 Lost Crops of the Incas: Little-Known Plants of the Andes with Promise for Worldwide Cultivation, Report of an Ad Hoc Panel of the Advisory Committee on Technology Innovation Board on Science and Technology for International Development, National Research Council. Washington DC: National Academy Press, 1989.
 This general information on maca is based on: Andean Roots and Tubers: Ahipa, arrachacha, maca, yacon. Promoting the conservation and use of underutilized and neglected crops. M. Hermann, J. Heller (eds.) International Plant Genetic Resources Initiative (IPGRI), 1997. Available online at: http://www.ipgri.cgiar.org/publications/ pubfile.asp?ID_PUB=472
 “Peruvian Farmers and Indigenous People Denounce Maca Patents,” ETC group, Genotype, July 3, 2002, accessed 10/15/02. ETC group is dedicated to the conservation and sustainable advancement of cultural and ecological diversity and human rights.
 ETC group
 ETC group
 ETC group
"India, others seek changes in TRIPS to prevent biopiracy acts," Press Trust of India, August 1, 2002. Accessed 10/15/02 at http://www.arena.org.nz/wtobiop.htm.

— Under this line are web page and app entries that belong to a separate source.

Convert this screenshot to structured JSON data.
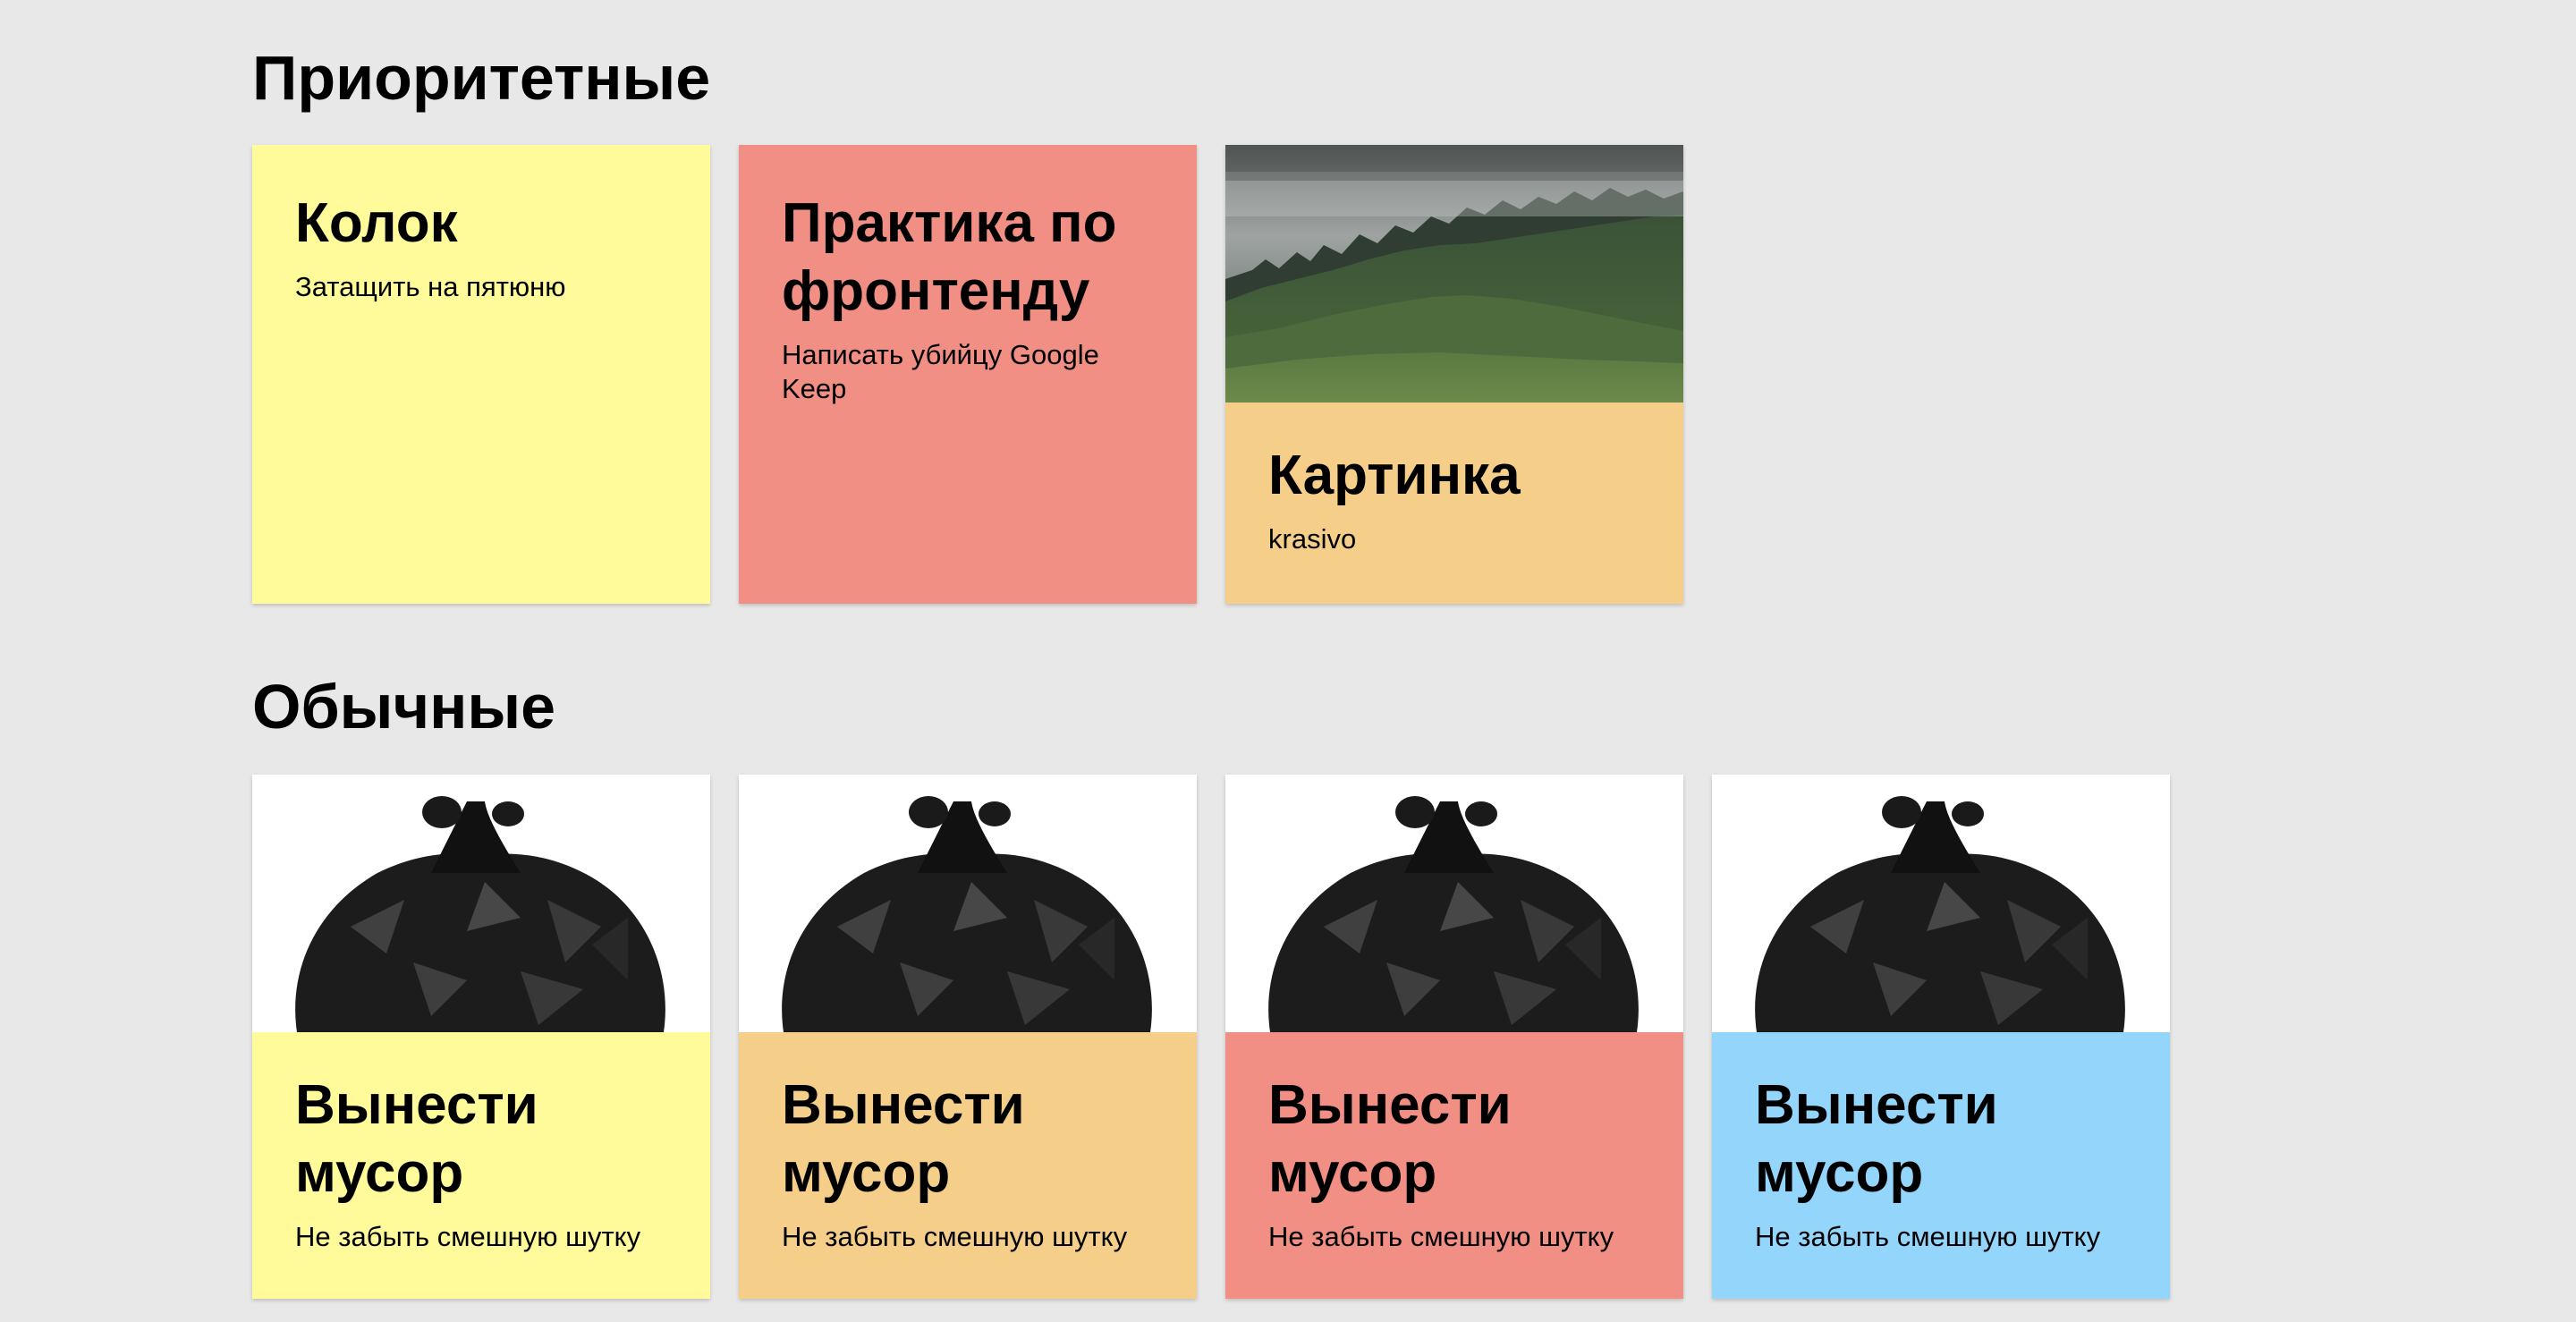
{
  "sections": {
    "priority": {
      "title": "Приоритетные",
      "cards": [
        {
          "title": "Колок",
          "text": "Затащить на пятюню",
          "color": "#fffb9a"
        },
        {
          "title": "Практика по фронтенду",
          "text": "Написать убийцу Google Keep",
          "color": "#f28f84"
        },
        {
          "title": "Картинка",
          "text": "krasivo",
          "color": "#f5cf8a",
          "image": "misty-forest-hill-photo"
        }
      ]
    },
    "regular": {
      "title": "Обычные",
      "cards": [
        {
          "title": "Вынести мусор",
          "text": "Не забыть смешную шутку",
          "color": "#fffb9a",
          "image": "black-trash-bag-photo"
        },
        {
          "title": "Вынести мусор",
          "text": "Не забыть смешную шутку",
          "color": "#f5cf8a",
          "image": "black-trash-bag-photo"
        },
        {
          "title": "Вынести мусор",
          "text": "Не забыть смешную шутку",
          "color": "#f28f84",
          "image": "black-trash-bag-photo"
        },
        {
          "title": "Вынести мусор",
          "text": "Не забыть смешную шутку",
          "color": "#94d6fb",
          "image": "black-trash-bag-photo"
        }
      ]
    }
  },
  "colors": {
    "background": "#e8e8e8",
    "yellow": "#fffb9a",
    "red": "#f28f84",
    "orange": "#f5cf8a",
    "blue": "#94d6fb"
  }
}
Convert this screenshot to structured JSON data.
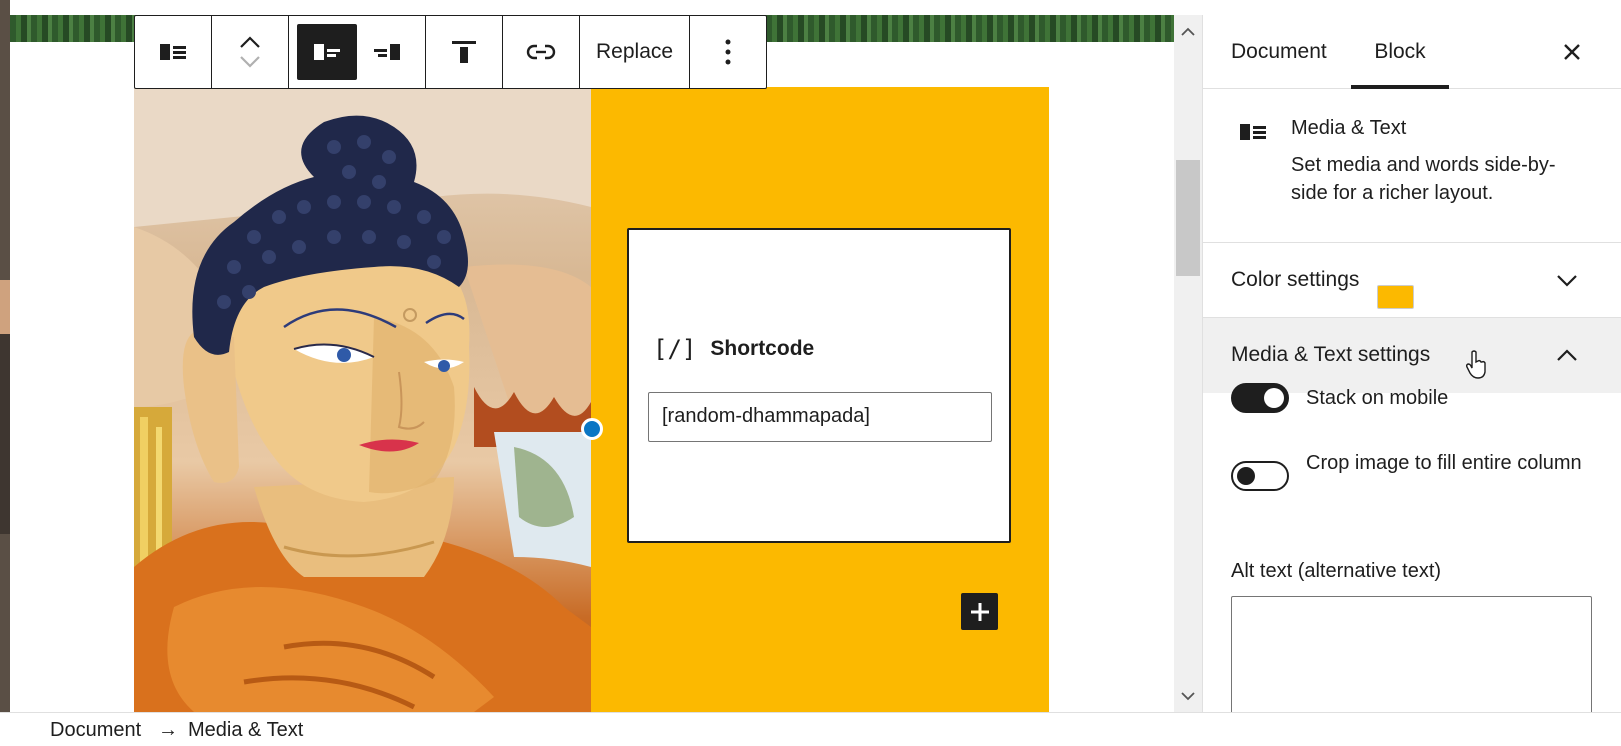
{
  "toolbar": {
    "block_type_icon": "media-text-icon",
    "move_icon": "chevron-up-down-icon",
    "media_left_icon": "pull-left-icon",
    "media_right_icon": "pull-right-icon",
    "align_top_icon": "align-top-icon",
    "link_icon": "link-icon",
    "replace_label": "Replace",
    "more_icon": "more-vertical-icon"
  },
  "block": {
    "shortcode_icon": "[/]",
    "shortcode_label": "Shortcode",
    "shortcode_value": "[random-dhammapada]",
    "background_color": "#fcb900",
    "add_icon": "plus-icon"
  },
  "sidebar": {
    "tabs": [
      {
        "label": "Document"
      },
      {
        "label": "Block"
      }
    ],
    "active_tab": "Block",
    "close_icon": "close-icon",
    "block_card": {
      "name": "Media & Text",
      "description": "Set media and words side-by-side for a richer layout."
    },
    "color_settings": {
      "label": "Color settings",
      "swatch_color": "#fcb900"
    },
    "media_text_settings": {
      "label": "Media & Text settings",
      "stack_on_mobile": {
        "label": "Stack on mobile",
        "checked": true
      },
      "crop_image": {
        "label": "Crop image to fill entire column",
        "checked": false
      },
      "alt_text_label": "Alt text (alternative text)",
      "alt_text_value": ""
    }
  },
  "breadcrumb": {
    "root": "Document",
    "separator": "→",
    "current": "Media & Text"
  }
}
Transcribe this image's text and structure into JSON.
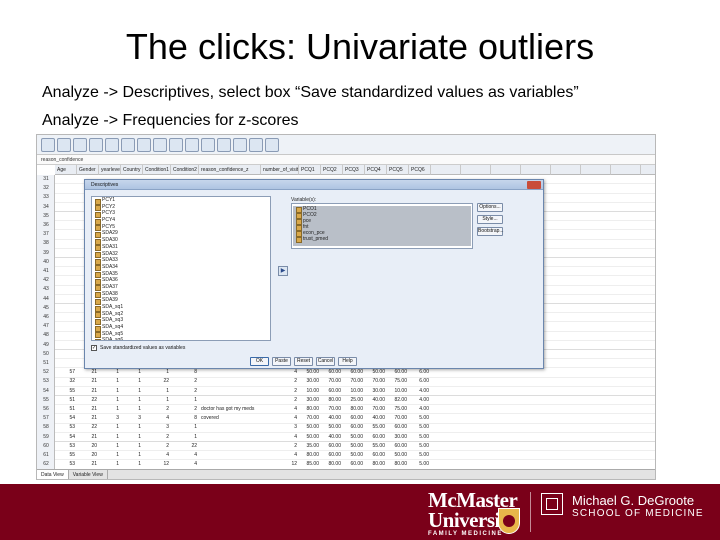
{
  "slide": {
    "title": "The clicks: Univariate outliers",
    "line1": "Analyze -> Descriptives, select box “Save standardized values as variables”",
    "line2": "Analyze -> Frequencies for z-scores"
  },
  "spss": {
    "varbar_text": "reason_confidence",
    "columns": [
      "Age",
      "Gender",
      "yearlevel",
      "Country",
      "Condition1",
      "Condition2",
      "reason_confidence_z",
      "number_of_visits",
      "PCQ1",
      "PCQ2",
      "PCQ3",
      "PCQ4",
      "PCQ5",
      "PCQ6"
    ],
    "row_numbers": [
      "31",
      "32",
      "33",
      "34",
      "35",
      "36",
      "37",
      "38",
      "39",
      "40",
      "41",
      "42",
      "43",
      "44",
      "45",
      "46",
      "47",
      "48",
      "49",
      "50",
      "51",
      "52",
      "53",
      "54",
      "55",
      "56",
      "57",
      "58",
      "59",
      "60",
      "61",
      "62"
    ],
    "rows": [
      [
        "57",
        "21",
        "1",
        "1",
        "1",
        "8",
        "",
        "4",
        "50.00",
        "60.00",
        "60.00",
        "50.00",
        "60.00",
        "6.00"
      ],
      [
        "32",
        "21",
        "1",
        "1",
        "22",
        "2",
        "",
        "2",
        "30.00",
        "70.00",
        "70.00",
        "70.00",
        "75.00",
        "6.00"
      ],
      [
        "55",
        "21",
        "1",
        "1",
        "1",
        "2",
        "",
        "2",
        "10.00",
        "60.00",
        "10.00",
        "30.00",
        "10.00",
        "4.00"
      ],
      [
        "51",
        "22",
        "1",
        "1",
        "1",
        "1",
        "",
        "2",
        "30.00",
        "80.00",
        "25.00",
        "40.00",
        "82.00",
        "4.00"
      ],
      [
        "51",
        "21",
        "1",
        "1",
        "2",
        "2",
        "doctor has got my meds covered",
        "4",
        "80.00",
        "70.00",
        "80.00",
        "70.00",
        "75.00",
        "4.00"
      ],
      [
        "54",
        "21",
        "3",
        "3",
        "4",
        "8",
        "",
        "4",
        "70.00",
        "40.00",
        "60.00",
        "40.00",
        "70.00",
        "5.00"
      ],
      [
        "53",
        "22",
        "1",
        "1",
        "3",
        "1",
        "",
        "3",
        "50.00",
        "50.00",
        "60.00",
        "55.00",
        "60.00",
        "5.00"
      ],
      [
        "54",
        "21",
        "1",
        "1",
        "2",
        "1",
        "",
        "4",
        "50.00",
        "40.00",
        "50.00",
        "60.00",
        "30.00",
        "5.00"
      ],
      [
        "53",
        "20",
        "1",
        "1",
        "2",
        "22",
        "",
        "2",
        "35.00",
        "60.00",
        "50.00",
        "55.00",
        "60.00",
        "5.00"
      ],
      [
        "55",
        "20",
        "1",
        "1",
        "4",
        "4",
        "",
        "4",
        "80.00",
        "60.00",
        "50.00",
        "60.00",
        "50.00",
        "5.00"
      ],
      [
        "53",
        "21",
        "1",
        "1",
        "12",
        "4",
        "",
        "12",
        "85.00",
        "80.00",
        "60.00",
        "80.00",
        "80.00",
        "5.00"
      ]
    ],
    "tabs": [
      "Data View",
      "Variable View"
    ],
    "dialog": {
      "title": "Descriptives",
      "source_vars": [
        "PCY1",
        "PCY2",
        "PCY3",
        "PCY4",
        "PCY5",
        "SDA29",
        "SDA30",
        "SDA31",
        "SDA32",
        "SDA33",
        "SDA34",
        "SDA35",
        "SDA36",
        "SDA37",
        "SDA38",
        "SDA39",
        "SDA_sq1",
        "SDA_sq2",
        "SDA_sq3",
        "SDA_sq4",
        "SDA_sq5",
        "SDA_sq6"
      ],
      "variables_label": "Variable(s):",
      "target_vars": [
        "PCO1",
        "PCO2",
        "pce",
        "fnt",
        "econ_pce",
        "trust_pmed"
      ],
      "side_buttons": [
        "Options...",
        "Style...",
        "Bootstrap..."
      ],
      "checkbox_label": "Save standardized values as variables",
      "buttons": [
        "OK",
        "Paste",
        "Reset",
        "Cancel",
        "Help"
      ]
    }
  },
  "footer": {
    "mcmaster_name1": "McMaster",
    "mcmaster_name2": "University",
    "mcmaster_sub": "FAMILY MEDICINE",
    "degroote_line1": "Michael G. DeGroote",
    "degroote_line2": "SCHOOL OF MEDICINE"
  }
}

 World Trade Organization. "The Relationship Between the TRIPS agreement and the Convention on Biological Diversity and the Protection of Traditional Knowledge." June 24, 2002. WTO document number 02-3480.
 "Conflicts between the WTO regime of intellectual property rights and sustainable biodiversity management," GAIA/GRAIN, Issue no. 1, April 1998. Accessed 12/4/02 at: http://www.grain.org/publications/issue1-en.cfm.
 "The US Patent System Legalizes Theft and Biopiracy", Vandana Shiva, The Hindu, 7/28/99. Accessed 12/4/02 at http://www.organicconsumers.org/Patent/uspatsys.cfm.
World Trade Organization, "Commission report is food for thought on intellectual property — Supachai," September 17, 2002. Accessed 10/15/02 at http://www.wto.org/english/news_e/news02_e/com_report_intel_prop_17sep02_e.htm.
Hope Shand, email correspondence, 11/5/02.
Peru map and black
and white photos courtesy of the International
Plant Genetic Resources Institute (IPGRI)